The town received notice of the lawsuit on Monday, Aug. 31. It has 21 days to respond.

Mark Franco, the attorney representing Scarborough, on Tuesday said public officials can limit the time, place and manner of public comment, not the content of it.

He said Doyle’s complaint is “vague,” because Doyle alleges his rights were violated based on content, but nowhere in his complaint does he describe that content. Franco said essentially Doyle is objecting that the council can limit the time he uses.

“He is alleging he has unfettered rights to get up there and launch personal attacks, and he doesn’t,” Franco said.

Doyle was ruled out of order by the council on May 6, June 3 and June 17. He also claimed his rights were violated on May 20, but at that meeting Doyle spoke for just under three minutes at the beginning of the meeting, was not ruled out of order, and left of his own free will.

On May 6, he spoke for just under a minute and a half, suggesting a town business owner was guilty of sexual abuse.

On June 3, Doyle spoke for roughly two minutes before he was ruled out of order for comparing the Town Council to the terrorist group ISIS. After being ruled out of order, he attempted to keep speaking. Council Chairwoman Jessica Holbrook asked him to stop.

“You are not being recognized,” Holbrook said, before asking to have Doyle removed. At that point, Doyle left.

Franco said it is legal to rule someone out of order if they are disruptive or make personal attacks.

“From a legal standpoint, there’s no legal grounds for his claim,” Franco said.

Doyle was ruled out of order in less than a minute on June 17, after he asked about an officer who was fired from the Police Department. Holbrook said his statements were inflammatory. Doyle repeatedly asked which specific rule he violated, and was removed.

Scarborough Town Council rules allow up to three minutes of general public comment per speaker on an item not on the evening’s agenda.

Doyle’s lawsuit also claims he was acting as a member of the press, and attended the meetings as a reporter for his blog. According to court documents dated July 9, he claimed he “suffered irreparable harm by being under the threat of immediate arrest” by the officer who escorted him out of Council Chambers.

Doyle claimed Town Manager Tom Hall “stood up and advanced toward the podium indicating a possible physical confrontation and nodded to the officer” behind Doyle to step in, which the officer did.

The documents said the officer thanked Doyle for his cooperation as he left, “which could only mean the officer was prepared to arrest and restrain” him.

Hall this week said he could not discuss an ongoing legal matter.
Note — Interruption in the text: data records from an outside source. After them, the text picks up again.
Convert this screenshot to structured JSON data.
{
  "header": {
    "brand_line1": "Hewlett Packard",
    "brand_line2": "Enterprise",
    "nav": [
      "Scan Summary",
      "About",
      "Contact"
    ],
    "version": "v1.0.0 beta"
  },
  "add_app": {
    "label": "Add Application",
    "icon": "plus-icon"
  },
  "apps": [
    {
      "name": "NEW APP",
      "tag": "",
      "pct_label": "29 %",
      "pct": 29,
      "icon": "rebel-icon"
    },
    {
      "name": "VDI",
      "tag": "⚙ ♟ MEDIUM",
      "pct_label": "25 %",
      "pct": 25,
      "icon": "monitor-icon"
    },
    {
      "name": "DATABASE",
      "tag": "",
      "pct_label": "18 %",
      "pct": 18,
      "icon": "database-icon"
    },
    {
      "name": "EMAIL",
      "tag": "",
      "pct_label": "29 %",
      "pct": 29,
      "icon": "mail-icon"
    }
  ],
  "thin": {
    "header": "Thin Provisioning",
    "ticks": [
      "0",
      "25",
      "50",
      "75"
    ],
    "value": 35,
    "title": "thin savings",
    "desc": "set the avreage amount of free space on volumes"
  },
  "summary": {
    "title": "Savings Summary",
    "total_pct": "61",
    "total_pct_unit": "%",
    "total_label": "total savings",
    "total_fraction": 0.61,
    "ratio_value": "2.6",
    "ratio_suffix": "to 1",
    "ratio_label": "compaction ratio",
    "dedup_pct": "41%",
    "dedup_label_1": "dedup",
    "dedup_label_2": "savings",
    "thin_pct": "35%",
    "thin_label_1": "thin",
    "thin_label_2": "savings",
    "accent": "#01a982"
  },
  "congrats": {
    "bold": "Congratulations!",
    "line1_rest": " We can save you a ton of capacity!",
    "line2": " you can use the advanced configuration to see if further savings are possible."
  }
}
Holbrook, the council chairwoman, did not respond to requests for comment.

Doyle has also tried to avoid paying Scarborough’s fees for processing requests he has submitted for information under the state’s Freedom of Access Act. He based his waiver claim on his financial circumstances.

But in a February hearing in Cumberland County Superior Court in Portland, Doyle failed to provide any documentation of his income and expenses.

Citing Doyle’s “false affidavit and his suspect testimony,” Justice Joyce A. Wheeler denied the waiver and ordered him to pay the fees.

Doyle has a long history of confrontational behavior and criticism of town government.

In Falmouth, he has verbally attacking elected officials and town staff. In 2010 he began a petition to have Cathy Breen, then the Town Council chairwoman and currently a state senator, recalled on the basis she did not comply with council rules. The petition failed.

In 2011, Doyle filed a complaint against Andrew Kinley, then vice chairman of the Falmouth School Board, for allegedly assaulting Doyle during a meeting. The allegation followed a dispute over public seating during the meeting. No charges were brought against Kinley.

A police officer is present at all Falmouth Town Council meetings because of Doyle, and Franco, Scarborough’s attorney, has previously represented Falmouth in cases involving Doyle.

More recently, Doyle tried unsuccessfully to sue the Falmouth School Department to provide him with telephone records from former Superintendent of Schools Barbara Powers. The town provided redacted information, and Doyle sued in Superior Court for non-redacted information, but was rebuked. He eventually appealed to the Supreme Judicial Court, which upheld the lower court’s decision.

Doyle is retired from the insurance industry and also formerly worked as a securities trader. He now drives for Uber, and twice ran unsuccessfully for the Falmouth School Board, most recently in 2013.

Doyle pleaded guilty to misrepresenting and selling unregistered securities in 2002. He was sentenced to 2 1/2 years in prison with all but 14 months suspended, and was ordered to pay a $16,000 fine. He blamed his conviction on his lawyers, who he claimed tricked him into twice pleading guilty.

Doyle has filed hundreds of FOAA request in Falmouth, and in 2012 was provided with access to more than 3,100 email addresses of subscribers to the town’s email notification service. He then sent out a mass email to the subscribers.

The breach eventually led lawmakers to propose changes to the FOAA to protect email addresses of people who subscribe to government website and email announcement lists.

He is commonly regarded as one of Maine’s most prolific FOAA users, if not the most prolific, at times sending off requests on nearly a daily basis.